■ WHAT IS NEEDED: Whatever lines the data contains, output all of them unchanged.

(Data about app and page elements)

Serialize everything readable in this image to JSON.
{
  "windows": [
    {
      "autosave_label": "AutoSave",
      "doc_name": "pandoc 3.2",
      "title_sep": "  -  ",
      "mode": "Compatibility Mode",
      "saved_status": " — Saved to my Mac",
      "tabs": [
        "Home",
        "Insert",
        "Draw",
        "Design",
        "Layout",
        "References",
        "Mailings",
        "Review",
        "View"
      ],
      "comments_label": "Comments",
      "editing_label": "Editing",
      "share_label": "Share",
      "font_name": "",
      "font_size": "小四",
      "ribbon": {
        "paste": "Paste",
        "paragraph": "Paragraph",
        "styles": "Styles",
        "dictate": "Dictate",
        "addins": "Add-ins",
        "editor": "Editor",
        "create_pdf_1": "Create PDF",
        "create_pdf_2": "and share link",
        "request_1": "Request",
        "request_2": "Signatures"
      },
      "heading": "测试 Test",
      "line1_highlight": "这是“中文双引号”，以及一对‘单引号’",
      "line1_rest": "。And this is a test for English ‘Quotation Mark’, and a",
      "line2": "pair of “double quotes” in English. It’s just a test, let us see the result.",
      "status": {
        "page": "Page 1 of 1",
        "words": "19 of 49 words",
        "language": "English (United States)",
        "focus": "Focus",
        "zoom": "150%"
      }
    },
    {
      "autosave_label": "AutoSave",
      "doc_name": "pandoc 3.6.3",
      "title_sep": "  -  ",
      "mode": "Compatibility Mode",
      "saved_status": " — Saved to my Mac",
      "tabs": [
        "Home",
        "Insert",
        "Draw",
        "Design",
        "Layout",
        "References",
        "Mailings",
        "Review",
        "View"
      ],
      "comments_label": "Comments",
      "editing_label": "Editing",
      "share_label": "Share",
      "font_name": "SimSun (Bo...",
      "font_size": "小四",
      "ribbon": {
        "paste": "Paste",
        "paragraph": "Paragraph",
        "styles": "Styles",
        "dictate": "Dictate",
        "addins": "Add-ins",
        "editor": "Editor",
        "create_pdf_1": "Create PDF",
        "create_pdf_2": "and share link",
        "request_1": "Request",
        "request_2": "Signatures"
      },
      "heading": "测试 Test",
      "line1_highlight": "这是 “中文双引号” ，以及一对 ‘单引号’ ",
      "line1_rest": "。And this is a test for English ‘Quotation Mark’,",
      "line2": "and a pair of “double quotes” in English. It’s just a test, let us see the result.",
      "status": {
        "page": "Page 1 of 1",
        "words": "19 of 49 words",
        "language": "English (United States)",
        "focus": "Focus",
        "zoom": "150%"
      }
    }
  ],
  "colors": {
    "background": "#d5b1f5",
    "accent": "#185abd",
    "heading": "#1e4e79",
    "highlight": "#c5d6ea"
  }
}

■ SOLUTION TO THIS TASK:
Serialize everything readable in this image to JSON.
{
  "windows": [
    {
      "autosave_label": "AutoSave",
      "doc_name": "pandoc 3.2",
      "title_sep": "  -  ",
      "mode": "Compatibility Mode",
      "saved_status": " — Saved to my Mac",
      "tabs": [
        "Home",
        "Insert",
        "Draw",
        "Design",
        "Layout",
        "References",
        "Mailings",
        "Review",
        "View"
      ],
      "comments_label": "Comments",
      "editing_label": "Editing",
      "share_label": "Share",
      "font_name": "",
      "font_size": "小四",
      "ribbon": {
        "paste": "Paste",
        "paragraph": "Paragraph",
        "styles": "Styles",
        "dictate": "Dictate",
        "addins": "Add-ins",
        "editor": "Editor",
        "create_pdf_1": "Create PDF",
        "create_pdf_2": "and share link",
        "request_1": "Request",
        "request_2": "Signatures"
      },
      "heading": "测试 Test",
      "line1_highlight": "这是“中文双引号”，以及一对‘单引号’",
      "line1_rest": "。And this is a test for English ‘Quotation Mark’, and a",
      "line2": "pair of “double quotes” in English. It’s just a test, let us see the result.",
      "status": {
        "page": "Page 1 of 1",
        "words": "19 of 49 words",
        "language": "English (United States)",
        "focus": "Focus",
        "zoom": "150%"
      }
    },
    {
      "autosave_label": "AutoSave",
      "doc_name": "pandoc 3.6.3",
      "title_sep": "  -  ",
      "mode": "Compatibility Mode",
      "saved_status": " — Saved to my Mac",
      "tabs": [
        "Home",
        "Insert",
        "Draw",
        "Design",
        "Layout",
        "References",
        "Mailings",
        "Review",
        "View"
      ],
      "comments_label": "Comments",
      "editing_label": "Editing",
      "share_label": "Share",
      "font_name": "SimSun (Bo...",
      "font_size": "小四",
      "ribbon": {
        "paste": "Paste",
        "paragraph": "Paragraph",
        "styles": "Styles",
        "dictate": "Dictate",
        "addins": "Add-ins",
        "editor": "Editor",
        "create_pdf_1": "Create PDF",
        "create_pdf_2": "and share link",
        "request_1": "Request",
        "request_2": "Signatures"
      },
      "heading": "测试 Test",
      "line1_highlight": "这是 “中文双引号” ，以及一对 ‘单引号’ ",
      "line1_rest": "。And this is a test for English ‘Quotation Mark’,",
      "line2": "and a pair of “double quotes” in English. It’s just a test, let us see the result.",
      "status": {
        "page": "Page 1 of 1",
        "words": "19 of 49 words",
        "language": "English (United States)",
        "focus": "Focus",
        "zoom": "150%"
      }
    }
  ],
  "colors": {
    "background": "#d5b1f5",
    "accent": "#185abd",
    "heading": "#1e4e79",
    "highlight": "#c5d6ea"
  }
}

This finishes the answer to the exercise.